WHAT YOU NEED TO DO =>
Reproduce the data exactly and drop any pictures it holds.

Web page and app entries:

• • • • •

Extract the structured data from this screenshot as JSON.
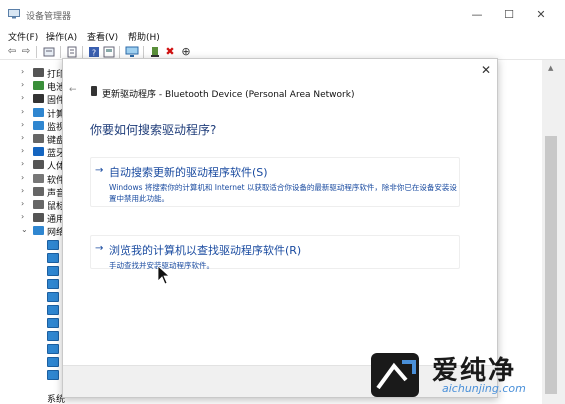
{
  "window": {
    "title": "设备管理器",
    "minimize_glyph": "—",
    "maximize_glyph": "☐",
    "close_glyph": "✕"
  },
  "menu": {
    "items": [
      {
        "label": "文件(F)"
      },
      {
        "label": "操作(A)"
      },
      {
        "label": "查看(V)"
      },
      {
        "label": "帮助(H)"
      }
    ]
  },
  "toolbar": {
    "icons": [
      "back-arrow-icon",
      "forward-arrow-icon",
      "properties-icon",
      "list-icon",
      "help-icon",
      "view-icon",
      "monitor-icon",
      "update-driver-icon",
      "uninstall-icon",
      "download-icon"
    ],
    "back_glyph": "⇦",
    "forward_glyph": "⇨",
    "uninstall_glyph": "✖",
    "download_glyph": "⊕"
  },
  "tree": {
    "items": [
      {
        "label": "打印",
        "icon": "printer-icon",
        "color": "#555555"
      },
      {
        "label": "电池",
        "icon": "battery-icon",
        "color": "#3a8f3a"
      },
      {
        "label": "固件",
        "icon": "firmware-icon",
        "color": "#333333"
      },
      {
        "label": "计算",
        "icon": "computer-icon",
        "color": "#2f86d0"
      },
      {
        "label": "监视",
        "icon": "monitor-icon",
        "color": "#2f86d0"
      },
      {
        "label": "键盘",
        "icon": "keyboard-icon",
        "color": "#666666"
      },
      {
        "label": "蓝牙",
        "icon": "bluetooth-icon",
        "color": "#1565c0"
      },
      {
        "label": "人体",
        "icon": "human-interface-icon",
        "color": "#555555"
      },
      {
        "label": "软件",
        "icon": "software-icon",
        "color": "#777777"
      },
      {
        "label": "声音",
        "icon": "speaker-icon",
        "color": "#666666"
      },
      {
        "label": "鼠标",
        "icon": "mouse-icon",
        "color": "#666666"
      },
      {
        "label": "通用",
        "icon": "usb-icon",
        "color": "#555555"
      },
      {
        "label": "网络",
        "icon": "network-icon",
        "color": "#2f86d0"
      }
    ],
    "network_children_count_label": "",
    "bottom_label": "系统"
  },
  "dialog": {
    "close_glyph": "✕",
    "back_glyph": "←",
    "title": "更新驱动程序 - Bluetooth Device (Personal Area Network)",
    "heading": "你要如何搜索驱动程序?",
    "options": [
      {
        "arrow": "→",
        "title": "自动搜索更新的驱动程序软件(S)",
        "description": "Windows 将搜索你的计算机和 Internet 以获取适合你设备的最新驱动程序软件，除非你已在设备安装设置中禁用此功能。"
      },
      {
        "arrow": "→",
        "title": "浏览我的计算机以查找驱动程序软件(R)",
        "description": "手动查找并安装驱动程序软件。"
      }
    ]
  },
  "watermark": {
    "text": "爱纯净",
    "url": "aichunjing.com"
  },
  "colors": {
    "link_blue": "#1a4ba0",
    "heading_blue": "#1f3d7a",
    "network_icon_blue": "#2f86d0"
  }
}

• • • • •

WRITTEN ANSWER =>
Extract the structured data from this screenshot as JSON.
{
  "window": {
    "title": "设备管理器",
    "minimize_glyph": "—",
    "maximize_glyph": "☐",
    "close_glyph": "✕"
  },
  "menu": {
    "items": [
      {
        "label": "文件(F)"
      },
      {
        "label": "操作(A)"
      },
      {
        "label": "查看(V)"
      },
      {
        "label": "帮助(H)"
      }
    ]
  },
  "toolbar": {
    "icons": [
      "back-arrow-icon",
      "forward-arrow-icon",
      "properties-icon",
      "list-icon",
      "help-icon",
      "view-icon",
      "monitor-icon",
      "update-driver-icon",
      "uninstall-icon",
      "download-icon"
    ],
    "back_glyph": "⇦",
    "forward_glyph": "⇨",
    "uninstall_glyph": "✖",
    "download_glyph": "⊕"
  },
  "tree": {
    "items": [
      {
        "label": "打印",
        "icon": "printer-icon",
        "color": "#555555"
      },
      {
        "label": "电池",
        "icon": "battery-icon",
        "color": "#3a8f3a"
      },
      {
        "label": "固件",
        "icon": "firmware-icon",
        "color": "#333333"
      },
      {
        "label": "计算",
        "icon": "computer-icon",
        "color": "#2f86d0"
      },
      {
        "label": "监视",
        "icon": "monitor-icon",
        "color": "#2f86d0"
      },
      {
        "label": "键盘",
        "icon": "keyboard-icon",
        "color": "#666666"
      },
      {
        "label": "蓝牙",
        "icon": "bluetooth-icon",
        "color": "#1565c0"
      },
      {
        "label": "人体",
        "icon": "human-interface-icon",
        "color": "#555555"
      },
      {
        "label": "软件",
        "icon": "software-icon",
        "color": "#777777"
      },
      {
        "label": "声音",
        "icon": "speaker-icon",
        "color": "#666666"
      },
      {
        "label": "鼠标",
        "icon": "mouse-icon",
        "color": "#666666"
      },
      {
        "label": "通用",
        "icon": "usb-icon",
        "color": "#555555"
      },
      {
        "label": "网络",
        "icon": "network-icon",
        "color": "#2f86d0"
      }
    ],
    "network_children_count_label": "",
    "bottom_label": "系统"
  },
  "dialog": {
    "close_glyph": "✕",
    "back_glyph": "←",
    "title": "更新驱动程序 - Bluetooth Device (Personal Area Network)",
    "heading": "你要如何搜索驱动程序?",
    "options": [
      {
        "arrow": "→",
        "title": "自动搜索更新的驱动程序软件(S)",
        "description": "Windows 将搜索你的计算机和 Internet 以获取适合你设备的最新驱动程序软件，除非你已在设备安装设置中禁用此功能。"
      },
      {
        "arrow": "→",
        "title": "浏览我的计算机以查找驱动程序软件(R)",
        "description": "手动查找并安装驱动程序软件。"
      }
    ]
  },
  "watermark": {
    "text": "爱纯净",
    "url": "aichunjing.com"
  },
  "colors": {
    "link_blue": "#1a4ba0",
    "heading_blue": "#1f3d7a",
    "network_icon_blue": "#2f86d0"
  }
}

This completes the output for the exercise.